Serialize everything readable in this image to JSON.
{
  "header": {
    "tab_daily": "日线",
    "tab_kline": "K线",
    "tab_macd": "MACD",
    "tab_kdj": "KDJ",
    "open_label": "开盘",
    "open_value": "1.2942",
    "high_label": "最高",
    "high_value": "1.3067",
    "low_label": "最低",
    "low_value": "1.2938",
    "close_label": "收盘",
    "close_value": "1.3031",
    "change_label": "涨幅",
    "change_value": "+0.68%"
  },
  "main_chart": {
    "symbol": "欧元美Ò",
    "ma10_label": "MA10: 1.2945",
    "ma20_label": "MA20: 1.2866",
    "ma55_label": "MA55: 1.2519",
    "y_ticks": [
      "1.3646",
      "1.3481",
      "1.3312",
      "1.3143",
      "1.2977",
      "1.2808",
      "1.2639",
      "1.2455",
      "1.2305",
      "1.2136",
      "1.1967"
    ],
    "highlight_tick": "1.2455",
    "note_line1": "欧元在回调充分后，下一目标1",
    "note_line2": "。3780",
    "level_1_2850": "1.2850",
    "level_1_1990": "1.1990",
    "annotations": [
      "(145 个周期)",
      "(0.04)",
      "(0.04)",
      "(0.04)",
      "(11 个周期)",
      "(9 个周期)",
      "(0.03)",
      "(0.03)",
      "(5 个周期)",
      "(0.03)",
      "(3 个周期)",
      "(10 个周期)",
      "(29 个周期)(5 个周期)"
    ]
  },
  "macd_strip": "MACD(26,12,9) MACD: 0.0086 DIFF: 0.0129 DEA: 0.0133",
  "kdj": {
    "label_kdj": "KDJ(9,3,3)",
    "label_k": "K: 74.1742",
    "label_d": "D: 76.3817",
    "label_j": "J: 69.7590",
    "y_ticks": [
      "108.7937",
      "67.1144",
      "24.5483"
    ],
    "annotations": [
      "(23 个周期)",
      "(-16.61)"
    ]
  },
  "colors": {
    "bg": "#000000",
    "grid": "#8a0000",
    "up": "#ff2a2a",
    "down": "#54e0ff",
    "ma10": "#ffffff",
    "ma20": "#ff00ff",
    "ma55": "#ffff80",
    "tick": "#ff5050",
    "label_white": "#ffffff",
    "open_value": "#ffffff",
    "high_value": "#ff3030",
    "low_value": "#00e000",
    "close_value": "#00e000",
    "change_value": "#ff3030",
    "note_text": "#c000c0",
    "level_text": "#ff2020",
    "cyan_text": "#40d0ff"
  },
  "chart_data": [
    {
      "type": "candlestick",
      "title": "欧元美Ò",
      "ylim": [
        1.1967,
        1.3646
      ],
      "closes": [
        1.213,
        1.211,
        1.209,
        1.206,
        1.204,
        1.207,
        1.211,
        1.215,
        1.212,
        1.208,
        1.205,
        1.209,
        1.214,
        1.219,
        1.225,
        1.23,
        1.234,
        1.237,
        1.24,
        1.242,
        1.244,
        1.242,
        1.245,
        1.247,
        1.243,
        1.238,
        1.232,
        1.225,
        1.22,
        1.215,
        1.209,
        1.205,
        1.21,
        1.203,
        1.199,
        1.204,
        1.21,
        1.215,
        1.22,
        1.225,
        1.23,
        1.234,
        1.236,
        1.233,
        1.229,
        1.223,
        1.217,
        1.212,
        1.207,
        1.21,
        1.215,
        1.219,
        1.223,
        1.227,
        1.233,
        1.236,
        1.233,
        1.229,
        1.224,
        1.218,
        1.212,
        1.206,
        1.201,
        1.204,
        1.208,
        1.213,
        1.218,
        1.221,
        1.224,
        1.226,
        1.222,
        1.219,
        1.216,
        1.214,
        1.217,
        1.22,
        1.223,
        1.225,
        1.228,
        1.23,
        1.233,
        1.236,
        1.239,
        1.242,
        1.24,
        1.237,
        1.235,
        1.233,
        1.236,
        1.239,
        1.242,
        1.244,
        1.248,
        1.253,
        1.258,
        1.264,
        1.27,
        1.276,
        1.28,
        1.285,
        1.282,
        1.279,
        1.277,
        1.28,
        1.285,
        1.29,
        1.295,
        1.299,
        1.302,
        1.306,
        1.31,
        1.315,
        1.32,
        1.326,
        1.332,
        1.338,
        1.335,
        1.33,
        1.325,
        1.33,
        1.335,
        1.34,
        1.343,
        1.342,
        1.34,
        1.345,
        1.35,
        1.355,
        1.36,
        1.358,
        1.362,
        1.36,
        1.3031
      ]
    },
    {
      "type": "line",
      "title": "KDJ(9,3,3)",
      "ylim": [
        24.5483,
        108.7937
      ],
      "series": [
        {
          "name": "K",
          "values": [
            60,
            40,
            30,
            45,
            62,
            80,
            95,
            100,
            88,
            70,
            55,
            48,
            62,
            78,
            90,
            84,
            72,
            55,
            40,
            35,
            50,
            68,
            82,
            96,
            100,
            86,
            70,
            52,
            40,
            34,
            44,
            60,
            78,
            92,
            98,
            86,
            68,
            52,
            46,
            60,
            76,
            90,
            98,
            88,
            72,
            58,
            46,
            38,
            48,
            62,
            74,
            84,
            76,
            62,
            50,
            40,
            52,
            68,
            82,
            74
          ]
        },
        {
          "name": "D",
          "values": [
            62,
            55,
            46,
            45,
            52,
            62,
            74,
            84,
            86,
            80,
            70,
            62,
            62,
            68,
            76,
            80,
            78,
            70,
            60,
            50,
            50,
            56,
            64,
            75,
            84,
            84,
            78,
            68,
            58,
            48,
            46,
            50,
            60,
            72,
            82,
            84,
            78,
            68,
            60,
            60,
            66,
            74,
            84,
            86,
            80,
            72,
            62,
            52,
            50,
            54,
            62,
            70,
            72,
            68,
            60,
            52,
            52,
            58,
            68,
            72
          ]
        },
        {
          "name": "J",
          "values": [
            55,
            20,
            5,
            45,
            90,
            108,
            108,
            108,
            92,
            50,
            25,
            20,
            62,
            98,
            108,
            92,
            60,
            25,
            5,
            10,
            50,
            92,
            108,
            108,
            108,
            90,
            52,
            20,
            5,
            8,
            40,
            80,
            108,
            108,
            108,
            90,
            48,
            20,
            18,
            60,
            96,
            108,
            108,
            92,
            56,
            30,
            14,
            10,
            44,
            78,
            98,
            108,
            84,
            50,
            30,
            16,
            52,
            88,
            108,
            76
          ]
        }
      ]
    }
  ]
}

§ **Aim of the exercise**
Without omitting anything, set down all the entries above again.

§ **Output**
Serialize everything readable in this image to JSON.
{
  "header": {
    "tab_daily": "日线",
    "tab_kline": "K线",
    "tab_macd": "MACD",
    "tab_kdj": "KDJ",
    "open_label": "开盘",
    "open_value": "1.2942",
    "high_label": "最高",
    "high_value": "1.3067",
    "low_label": "最低",
    "low_value": "1.2938",
    "close_label": "收盘",
    "close_value": "1.3031",
    "change_label": "涨幅",
    "change_value": "+0.68%"
  },
  "main_chart": {
    "symbol": "欧元美Ò",
    "ma10_label": "MA10: 1.2945",
    "ma20_label": "MA20: 1.2866",
    "ma55_label": "MA55: 1.2519",
    "y_ticks": [
      "1.3646",
      "1.3481",
      "1.3312",
      "1.3143",
      "1.2977",
      "1.2808",
      "1.2639",
      "1.2455",
      "1.2305",
      "1.2136",
      "1.1967"
    ],
    "highlight_tick": "1.2455",
    "note_line1": "欧元在回调充分后，下一目标1",
    "note_line2": "。3780",
    "level_1_2850": "1.2850",
    "level_1_1990": "1.1990",
    "annotations": [
      "(145 个周期)",
      "(0.04)",
      "(0.04)",
      "(0.04)",
      "(11 个周期)",
      "(9 个周期)",
      "(0.03)",
      "(0.03)",
      "(5 个周期)",
      "(0.03)",
      "(3 个周期)",
      "(10 个周期)",
      "(29 个周期)(5 个周期)"
    ]
  },
  "macd_strip": "MACD(26,12,9) MACD: 0.0086 DIFF: 0.0129 DEA: 0.0133",
  "kdj": {
    "label_kdj": "KDJ(9,3,3)",
    "label_k": "K: 74.1742",
    "label_d": "D: 76.3817",
    "label_j": "J: 69.7590",
    "y_ticks": [
      "108.7937",
      "67.1144",
      "24.5483"
    ],
    "annotations": [
      "(23 个周期)",
      "(-16.61)"
    ]
  },
  "colors": {
    "bg": "#000000",
    "grid": "#8a0000",
    "up": "#ff2a2a",
    "down": "#54e0ff",
    "ma10": "#ffffff",
    "ma20": "#ff00ff",
    "ma55": "#ffff80",
    "tick": "#ff5050",
    "label_white": "#ffffff",
    "open_value": "#ffffff",
    "high_value": "#ff3030",
    "low_value": "#00e000",
    "close_value": "#00e000",
    "change_value": "#ff3030",
    "note_text": "#c000c0",
    "level_text": "#ff2020",
    "cyan_text": "#40d0ff"
  },
  "chart_data": [
    {
      "type": "candlestick",
      "title": "欧元美Ò",
      "ylim": [
        1.1967,
        1.3646
      ],
      "closes": [
        1.213,
        1.211,
        1.209,
        1.206,
        1.204,
        1.207,
        1.211,
        1.215,
        1.212,
        1.208,
        1.205,
        1.209,
        1.214,
        1.219,
        1.225,
        1.23,
        1.234,
        1.237,
        1.24,
        1.242,
        1.244,
        1.242,
        1.245,
        1.247,
        1.243,
        1.238,
        1.232,
        1.225,
        1.22,
        1.215,
        1.209,
        1.205,
        1.21,
        1.203,
        1.199,
        1.204,
        1.21,
        1.215,
        1.22,
        1.225,
        1.23,
        1.234,
        1.236,
        1.233,
        1.229,
        1.223,
        1.217,
        1.212,
        1.207,
        1.21,
        1.215,
        1.219,
        1.223,
        1.227,
        1.233,
        1.236,
        1.233,
        1.229,
        1.224,
        1.218,
        1.212,
        1.206,
        1.201,
        1.204,
        1.208,
        1.213,
        1.218,
        1.221,
        1.224,
        1.226,
        1.222,
        1.219,
        1.216,
        1.214,
        1.217,
        1.22,
        1.223,
        1.225,
        1.228,
        1.23,
        1.233,
        1.236,
        1.239,
        1.242,
        1.24,
        1.237,
        1.235,
        1.233,
        1.236,
        1.239,
        1.242,
        1.244,
        1.248,
        1.253,
        1.258,
        1.264,
        1.27,
        1.276,
        1.28,
        1.285,
        1.282,
        1.279,
        1.277,
        1.28,
        1.285,
        1.29,
        1.295,
        1.299,
        1.302,
        1.306,
        1.31,
        1.315,
        1.32,
        1.326,
        1.332,
        1.338,
        1.335,
        1.33,
        1.325,
        1.33,
        1.335,
        1.34,
        1.343,
        1.342,
        1.34,
        1.345,
        1.35,
        1.355,
        1.36,
        1.358,
        1.362,
        1.36,
        1.3031
      ]
    },
    {
      "type": "line",
      "title": "KDJ(9,3,3)",
      "ylim": [
        24.5483,
        108.7937
      ],
      "series": [
        {
          "name": "K",
          "values": [
            60,
            40,
            30,
            45,
            62,
            80,
            95,
            100,
            88,
            70,
            55,
            48,
            62,
            78,
            90,
            84,
            72,
            55,
            40,
            35,
            50,
            68,
            82,
            96,
            100,
            86,
            70,
            52,
            40,
            34,
            44,
            60,
            78,
            92,
            98,
            86,
            68,
            52,
            46,
            60,
            76,
            90,
            98,
            88,
            72,
            58,
            46,
            38,
            48,
            62,
            74,
            84,
            76,
            62,
            50,
            40,
            52,
            68,
            82,
            74
          ]
        },
        {
          "name": "D",
          "values": [
            62,
            55,
            46,
            45,
            52,
            62,
            74,
            84,
            86,
            80,
            70,
            62,
            62,
            68,
            76,
            80,
            78,
            70,
            60,
            50,
            50,
            56,
            64,
            75,
            84,
            84,
            78,
            68,
            58,
            48,
            46,
            50,
            60,
            72,
            82,
            84,
            78,
            68,
            60,
            60,
            66,
            74,
            84,
            86,
            80,
            72,
            62,
            52,
            50,
            54,
            62,
            70,
            72,
            68,
            60,
            52,
            52,
            58,
            68,
            72
          ]
        },
        {
          "name": "J",
          "values": [
            55,
            20,
            5,
            45,
            90,
            108,
            108,
            108,
            92,
            50,
            25,
            20,
            62,
            98,
            108,
            92,
            60,
            25,
            5,
            10,
            50,
            92,
            108,
            108,
            108,
            90,
            52,
            20,
            5,
            8,
            40,
            80,
            108,
            108,
            108,
            90,
            48,
            20,
            18,
            60,
            96,
            108,
            108,
            92,
            56,
            30,
            14,
            10,
            44,
            78,
            98,
            108,
            84,
            50,
            30,
            16,
            52,
            88,
            108,
            76
          ]
        }
      ]
    }
  ]
}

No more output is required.